The third edition of Asian Aerospace since its move from Singapore to Hong Kong got off to a flying start on Tuesday, when Hainan Airlines Group (HNA) subsidiary Hong Kong Airlines ordered 38 Boeing airliners. The deal involved thirty 787-9 Dreamliners, six 777 freighters and two VIP-configured 787-8s.
In early 2007, Air China and CFM International agreed to establish a maintenance, repair and overhaul (MRO) joint venture. After three years of negotiations the two companies have cleared the final hurdle and have received Chinese government approval for the formation of Sichuan Services Aero Engines Maintenance Company (SSAMC), a 60-40 joint venture between Air China and CFM, located in Chengdu, China.
While the latest reports indicate a decline in the worldwide business jet charter market, certain parts of Southeast Asia are bucking the trend. Hong Kong, in particular, is flourishing. With five locally based operators and several international charter brokers in situ, China’s Special Administrative Region is bursting at the seams.
Ameco Beijing (Stand F81) is promoting its maintenance services to increase the use of its new facilities. “Our logistics center is to fully open in May,” CEO Andreas Meisel told AIN. The company recently completed a A380 hangar and a 747 shop expansion, for a total $220 million investment between 2005 and 2010. He is counting on Asia’s growth, especially in China.
Asia is set to be at the epicenter of a resurgence in business jet sales, according to Honeywell Aerospace’s latest market forecast. In the most recent survey, 58 percent of operators in Asia indicated that they intend to replace or expand their fleets over the next five years. This was step up from the 2008 survey, when almost 50 percent had said they would buy new aircraft following a nine-point gain that year compared with 2007.
This year will likely be an improvement on 2009 for airlines in this part of the world but it won’t mean a quick return to profitability, according to Andrew Herdman, director general of the Association of Asia Pacific Airlines (AAPA). But the substantial losses the group’s members have suffered in the last two years should at least be reduced, he told AIN in an interview ahead of this week’s Singapore Airshow.
After 18 months and approximately $6.9 million, Ameco Aviation College (AAC) on Beijing Capital International Airport has opened the doors on its new addition. The four-story, 27-classroom portion of the building and two-story attached workshop feature a solar heating system and extensive building insulation to reduce energy consumption.
Boeing announced today that it has joined the first 747-8’s wing box to the airplane’s 40-foot-long center fuselage section in the final assembly bay at its factory in Everett, Wash. Meanwhile, workers continue to prepare the wing and center section for final body join, when the center fuselage-wing assembly gets connected to the forward and aft fuselage sections.

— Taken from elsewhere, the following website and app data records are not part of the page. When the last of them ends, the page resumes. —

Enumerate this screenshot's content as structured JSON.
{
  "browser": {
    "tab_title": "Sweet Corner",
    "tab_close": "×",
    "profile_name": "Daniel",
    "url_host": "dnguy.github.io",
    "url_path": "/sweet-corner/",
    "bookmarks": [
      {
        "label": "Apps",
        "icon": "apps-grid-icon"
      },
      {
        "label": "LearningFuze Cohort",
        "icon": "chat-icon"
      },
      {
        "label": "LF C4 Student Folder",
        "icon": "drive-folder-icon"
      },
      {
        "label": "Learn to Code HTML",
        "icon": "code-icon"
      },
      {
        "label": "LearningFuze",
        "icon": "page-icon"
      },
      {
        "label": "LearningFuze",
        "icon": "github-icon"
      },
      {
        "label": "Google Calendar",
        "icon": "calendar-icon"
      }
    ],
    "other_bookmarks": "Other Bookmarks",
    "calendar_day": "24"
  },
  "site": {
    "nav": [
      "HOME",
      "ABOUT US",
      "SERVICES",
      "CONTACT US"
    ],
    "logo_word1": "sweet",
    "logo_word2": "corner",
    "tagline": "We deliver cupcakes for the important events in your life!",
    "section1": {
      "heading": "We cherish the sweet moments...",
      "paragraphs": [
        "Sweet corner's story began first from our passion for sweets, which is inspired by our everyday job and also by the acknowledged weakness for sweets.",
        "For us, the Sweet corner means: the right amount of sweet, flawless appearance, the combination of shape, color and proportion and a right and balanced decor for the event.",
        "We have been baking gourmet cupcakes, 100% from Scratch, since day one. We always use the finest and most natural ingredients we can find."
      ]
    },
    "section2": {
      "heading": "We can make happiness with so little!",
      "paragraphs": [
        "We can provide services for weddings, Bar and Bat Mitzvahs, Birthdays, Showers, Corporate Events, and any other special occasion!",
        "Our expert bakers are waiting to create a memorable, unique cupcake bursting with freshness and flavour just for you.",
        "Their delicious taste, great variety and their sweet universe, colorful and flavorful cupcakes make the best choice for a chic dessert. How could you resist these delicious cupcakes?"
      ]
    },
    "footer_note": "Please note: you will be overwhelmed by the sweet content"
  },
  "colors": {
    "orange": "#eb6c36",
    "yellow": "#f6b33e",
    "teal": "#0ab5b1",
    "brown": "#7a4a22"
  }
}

“Last year was a great year for business aviation in Asia, especially the Greater China Region. I believe it was a record year of growth. We had more aircraft deliveries, more new operators started and more investment into business aviation infrastructure,” said Jason Liao, sales director for China at Bombardier Business Aircraft.